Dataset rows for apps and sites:
▬▬▬

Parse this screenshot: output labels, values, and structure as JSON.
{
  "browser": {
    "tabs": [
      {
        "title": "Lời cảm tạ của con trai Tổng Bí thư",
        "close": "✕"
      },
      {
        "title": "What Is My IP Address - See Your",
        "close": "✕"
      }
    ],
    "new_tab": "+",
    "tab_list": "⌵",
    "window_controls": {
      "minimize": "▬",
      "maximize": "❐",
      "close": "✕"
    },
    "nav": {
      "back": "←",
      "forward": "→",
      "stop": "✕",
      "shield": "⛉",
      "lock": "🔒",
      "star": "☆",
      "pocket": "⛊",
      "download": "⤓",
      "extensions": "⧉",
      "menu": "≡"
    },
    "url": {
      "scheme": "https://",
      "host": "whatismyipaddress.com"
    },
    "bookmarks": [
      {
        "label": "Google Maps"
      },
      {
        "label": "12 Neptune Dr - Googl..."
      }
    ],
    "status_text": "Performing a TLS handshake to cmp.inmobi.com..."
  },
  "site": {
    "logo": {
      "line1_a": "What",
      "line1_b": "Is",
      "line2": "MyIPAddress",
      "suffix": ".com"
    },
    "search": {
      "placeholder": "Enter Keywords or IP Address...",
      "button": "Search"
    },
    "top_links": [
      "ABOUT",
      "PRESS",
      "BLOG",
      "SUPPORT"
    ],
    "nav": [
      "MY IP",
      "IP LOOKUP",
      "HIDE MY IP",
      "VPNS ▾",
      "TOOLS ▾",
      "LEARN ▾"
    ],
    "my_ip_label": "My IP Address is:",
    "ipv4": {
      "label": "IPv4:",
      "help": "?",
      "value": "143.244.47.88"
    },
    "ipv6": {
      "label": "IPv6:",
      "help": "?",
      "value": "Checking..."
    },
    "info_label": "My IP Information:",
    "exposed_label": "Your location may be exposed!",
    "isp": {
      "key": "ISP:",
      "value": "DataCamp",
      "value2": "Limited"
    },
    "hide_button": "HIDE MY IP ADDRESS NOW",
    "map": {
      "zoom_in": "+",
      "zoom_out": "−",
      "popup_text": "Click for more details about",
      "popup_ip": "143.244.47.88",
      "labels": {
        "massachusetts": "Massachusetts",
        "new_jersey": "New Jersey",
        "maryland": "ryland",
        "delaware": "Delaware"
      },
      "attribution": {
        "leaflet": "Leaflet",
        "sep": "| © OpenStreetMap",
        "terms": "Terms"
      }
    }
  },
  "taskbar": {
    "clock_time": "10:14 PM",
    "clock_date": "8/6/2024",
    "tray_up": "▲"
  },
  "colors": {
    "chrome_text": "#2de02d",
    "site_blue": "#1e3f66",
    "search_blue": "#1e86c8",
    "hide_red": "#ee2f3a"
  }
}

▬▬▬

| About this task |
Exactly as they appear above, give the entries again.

| Task response |
Parse this screenshot: output labels, values, and structure as JSON.
{
  "browser": {
    "tabs": [
      {
        "title": "Lời cảm tạ của con trai Tổng Bí thư",
        "close": "✕"
      },
      {
        "title": "What Is My IP Address - See Your",
        "close": "✕"
      }
    ],
    "new_tab": "+",
    "tab_list": "⌵",
    "window_controls": {
      "minimize": "▬",
      "maximize": "❐",
      "close": "✕"
    },
    "nav": {
      "back": "←",
      "forward": "→",
      "stop": "✕",
      "shield": "⛉",
      "lock": "🔒",
      "star": "☆",
      "pocket": "⛊",
      "download": "⤓",
      "extensions": "⧉",
      "menu": "≡"
    },
    "url": {
      "scheme": "https://",
      "host": "whatismyipaddress.com"
    },
    "bookmarks": [
      {
        "label": "Google Maps"
      },
      {
        "label": "12 Neptune Dr - Googl..."
      }
    ],
    "status_text": "Performing a TLS handshake to cmp.inmobi.com..."
  },
  "site": {
    "logo": {
      "line1_a": "What",
      "line1_b": "Is",
      "line2": "MyIPAddress",
      "suffix": ".com"
    },
    "search": {
      "placeholder": "Enter Keywords or IP Address...",
      "button": "Search"
    },
    "top_links": [
      "ABOUT",
      "PRESS",
      "BLOG",
      "SUPPORT"
    ],
    "nav": [
      "MY IP",
      "IP LOOKUP",
      "HIDE MY IP",
      "VPNS ▾",
      "TOOLS ▾",
      "LEARN ▾"
    ],
    "my_ip_label": "My IP Address is:",
    "ipv4": {
      "label": "IPv4:",
      "help": "?",
      "value": "143.244.47.88"
    },
    "ipv6": {
      "label": "IPv6:",
      "help": "?",
      "value": "Checking..."
    },
    "info_label": "My IP Information:",
    "exposed_label": "Your location may be exposed!",
    "isp": {
      "key": "ISP:",
      "value": "DataCamp",
      "value2": "Limited"
    },
    "hide_button": "HIDE MY IP ADDRESS NOW",
    "map": {
      "zoom_in": "+",
      "zoom_out": "−",
      "popup_text": "Click for more details about",
      "popup_ip": "143.244.47.88",
      "labels": {
        "massachusetts": "Massachusetts",
        "new_jersey": "New Jersey",
        "maryland": "ryland",
        "delaware": "Delaware"
      },
      "attribution": {
        "leaflet": "Leaflet",
        "sep": "| © OpenStreetMap",
        "terms": "Terms"
      }
    }
  },
  "taskbar": {
    "clock_time": "10:14 PM",
    "clock_date": "8/6/2024",
    "tray_up": "▲"
  },
  "colors": {
    "chrome_text": "#2de02d",
    "site_blue": "#1e3f66",
    "search_blue": "#1e86c8",
    "hide_red": "#ee2f3a"
  }
}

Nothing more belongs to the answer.